ASHLAND, Ore. — The news spread quickly on Tuesday that Derek Chauvin had been found guilty on all counts in the death of George Floyd. For some, the moments before hearing the words "guilty" were tense.
"Honestly, I was kind of expecting the worst and expecting a different outcome," Michael Miller said Tuesday, recounting how he heard about the news from a customer at his workplace.
Miller, a former defender on the Southern Oregon University men's soccer team, was a leader during the Black Lives Matter protests in southern Oregon this past summer. He's been helping organize other initiatives as well, focusing on educating people on the need for sweeping changes in policing.
"I had those tough conversations, you know, and continue to try to lead and just be there for my peers and my community," Miller said. "It's been a hard year... but I'm always trying to find the positives and today's a good positive, it's a good step in the right direction."
But the news the jury had found the former Minneapolis police officer guilty of second-degree unintentional murder, third-degree murder and second-degree manslaughter wasn't a moment of "justice being served." Instead, it was more relief a police officer had been held accountable for the death of an unarmed Black person.
"I believe that if justice was served, you know, George Floyd would still be here," Miller said. "For justice to be served, I personally believe that the whole system needs to be restructured and looked at for the betterment of everyone.
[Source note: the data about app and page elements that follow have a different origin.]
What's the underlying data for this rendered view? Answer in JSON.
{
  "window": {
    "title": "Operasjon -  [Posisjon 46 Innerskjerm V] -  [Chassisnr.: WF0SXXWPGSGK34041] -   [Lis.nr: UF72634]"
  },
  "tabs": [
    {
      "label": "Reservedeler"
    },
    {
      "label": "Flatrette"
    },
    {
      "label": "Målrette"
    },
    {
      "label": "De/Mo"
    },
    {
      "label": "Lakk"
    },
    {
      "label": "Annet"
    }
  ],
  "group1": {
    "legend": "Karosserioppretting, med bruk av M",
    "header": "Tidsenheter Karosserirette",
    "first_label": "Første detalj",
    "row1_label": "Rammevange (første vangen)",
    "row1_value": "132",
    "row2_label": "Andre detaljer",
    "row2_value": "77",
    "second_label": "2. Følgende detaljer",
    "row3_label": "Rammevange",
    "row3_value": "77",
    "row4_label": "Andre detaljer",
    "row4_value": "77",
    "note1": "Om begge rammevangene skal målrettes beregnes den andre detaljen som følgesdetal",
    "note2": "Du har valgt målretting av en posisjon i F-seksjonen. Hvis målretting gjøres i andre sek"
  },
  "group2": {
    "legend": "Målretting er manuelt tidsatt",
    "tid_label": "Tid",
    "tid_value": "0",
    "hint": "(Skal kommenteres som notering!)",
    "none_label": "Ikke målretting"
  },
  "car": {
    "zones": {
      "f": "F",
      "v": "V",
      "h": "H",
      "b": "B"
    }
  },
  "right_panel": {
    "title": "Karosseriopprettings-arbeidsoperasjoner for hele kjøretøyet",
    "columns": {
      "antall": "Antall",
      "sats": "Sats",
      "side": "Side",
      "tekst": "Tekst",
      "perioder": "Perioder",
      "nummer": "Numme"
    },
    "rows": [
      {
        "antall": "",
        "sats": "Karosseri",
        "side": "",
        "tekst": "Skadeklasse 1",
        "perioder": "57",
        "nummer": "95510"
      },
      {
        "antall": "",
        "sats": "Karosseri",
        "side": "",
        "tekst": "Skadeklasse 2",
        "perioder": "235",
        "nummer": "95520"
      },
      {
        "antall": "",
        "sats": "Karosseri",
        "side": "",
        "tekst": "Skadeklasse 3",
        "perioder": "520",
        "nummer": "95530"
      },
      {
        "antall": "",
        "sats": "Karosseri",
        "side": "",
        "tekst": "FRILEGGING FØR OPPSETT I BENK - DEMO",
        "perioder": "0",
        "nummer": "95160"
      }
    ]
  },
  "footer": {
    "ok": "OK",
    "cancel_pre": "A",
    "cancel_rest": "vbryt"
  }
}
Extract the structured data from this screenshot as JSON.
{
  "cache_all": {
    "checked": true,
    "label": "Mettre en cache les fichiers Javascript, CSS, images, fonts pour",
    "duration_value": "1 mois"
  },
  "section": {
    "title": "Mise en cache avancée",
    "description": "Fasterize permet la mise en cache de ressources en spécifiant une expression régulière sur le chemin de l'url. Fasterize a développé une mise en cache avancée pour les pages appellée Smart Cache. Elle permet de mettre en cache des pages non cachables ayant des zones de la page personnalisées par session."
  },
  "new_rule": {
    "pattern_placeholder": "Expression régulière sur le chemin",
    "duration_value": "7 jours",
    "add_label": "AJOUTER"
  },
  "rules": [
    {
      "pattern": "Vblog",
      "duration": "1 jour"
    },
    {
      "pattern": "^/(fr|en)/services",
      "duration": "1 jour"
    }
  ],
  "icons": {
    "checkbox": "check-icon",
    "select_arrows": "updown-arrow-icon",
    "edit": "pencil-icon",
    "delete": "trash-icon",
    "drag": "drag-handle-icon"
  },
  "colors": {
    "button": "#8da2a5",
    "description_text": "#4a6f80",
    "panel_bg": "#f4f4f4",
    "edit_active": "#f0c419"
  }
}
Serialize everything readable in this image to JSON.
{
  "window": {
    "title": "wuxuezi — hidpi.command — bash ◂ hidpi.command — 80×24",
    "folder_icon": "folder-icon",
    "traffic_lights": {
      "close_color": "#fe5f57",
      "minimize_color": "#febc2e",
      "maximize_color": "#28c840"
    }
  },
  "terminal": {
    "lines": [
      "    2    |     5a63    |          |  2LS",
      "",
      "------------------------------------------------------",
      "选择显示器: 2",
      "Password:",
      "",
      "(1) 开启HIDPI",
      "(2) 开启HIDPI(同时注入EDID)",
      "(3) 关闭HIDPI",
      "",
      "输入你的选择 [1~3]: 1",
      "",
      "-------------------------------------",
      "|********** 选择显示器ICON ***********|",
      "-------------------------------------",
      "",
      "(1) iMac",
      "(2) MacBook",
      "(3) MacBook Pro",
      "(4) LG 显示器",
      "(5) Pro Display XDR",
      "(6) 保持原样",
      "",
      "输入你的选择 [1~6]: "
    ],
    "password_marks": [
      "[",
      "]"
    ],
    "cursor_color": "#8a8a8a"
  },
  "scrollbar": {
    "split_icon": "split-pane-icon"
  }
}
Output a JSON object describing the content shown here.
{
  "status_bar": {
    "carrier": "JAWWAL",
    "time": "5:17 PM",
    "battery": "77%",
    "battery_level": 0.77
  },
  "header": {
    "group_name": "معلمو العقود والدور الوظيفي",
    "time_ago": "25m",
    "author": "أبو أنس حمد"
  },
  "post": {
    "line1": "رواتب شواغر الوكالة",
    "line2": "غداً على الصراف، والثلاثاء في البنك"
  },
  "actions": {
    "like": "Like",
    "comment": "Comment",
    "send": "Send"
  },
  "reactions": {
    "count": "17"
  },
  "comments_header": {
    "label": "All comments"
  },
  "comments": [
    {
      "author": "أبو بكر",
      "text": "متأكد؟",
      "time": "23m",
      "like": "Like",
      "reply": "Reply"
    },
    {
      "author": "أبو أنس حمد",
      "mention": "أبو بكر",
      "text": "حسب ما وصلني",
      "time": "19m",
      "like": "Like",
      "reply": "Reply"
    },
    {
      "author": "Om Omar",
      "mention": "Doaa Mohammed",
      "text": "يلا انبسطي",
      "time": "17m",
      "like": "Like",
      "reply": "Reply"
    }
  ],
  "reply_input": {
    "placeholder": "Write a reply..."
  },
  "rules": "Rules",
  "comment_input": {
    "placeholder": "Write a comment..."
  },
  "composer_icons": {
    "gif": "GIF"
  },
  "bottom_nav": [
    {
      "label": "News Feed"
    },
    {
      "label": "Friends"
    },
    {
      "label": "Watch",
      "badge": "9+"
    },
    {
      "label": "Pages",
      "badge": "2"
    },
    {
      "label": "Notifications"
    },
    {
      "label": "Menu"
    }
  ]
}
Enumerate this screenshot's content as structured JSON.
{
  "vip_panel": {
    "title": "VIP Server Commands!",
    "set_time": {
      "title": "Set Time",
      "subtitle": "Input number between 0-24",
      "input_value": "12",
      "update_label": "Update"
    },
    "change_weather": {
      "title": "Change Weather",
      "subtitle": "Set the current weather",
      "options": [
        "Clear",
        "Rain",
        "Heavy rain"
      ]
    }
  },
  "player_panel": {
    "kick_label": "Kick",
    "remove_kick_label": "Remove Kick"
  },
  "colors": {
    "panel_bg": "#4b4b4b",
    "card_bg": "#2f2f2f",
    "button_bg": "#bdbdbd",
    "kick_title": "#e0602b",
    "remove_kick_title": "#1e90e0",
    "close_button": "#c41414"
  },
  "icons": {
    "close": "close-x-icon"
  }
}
Not just black people, but other races as well."
Miller says he and a "band of brothers" are working to help educate people in the southern Oregon communities, giving people a first-hand look into their lives as Black Americans. Education, Miller says, is the first and most important step to producing actual, meaningful change in our society. He and his peers are using social media as a way to interact with people during the pandemic to keep pushing for more understanding in the community.
"If you kind of check in with that one person or that group of five and you keep giving them pointers and tips and education, I think that's the only way we can really solve the true issue here," Miller said. "Just a chain reaction of love and education would do wonders going forward."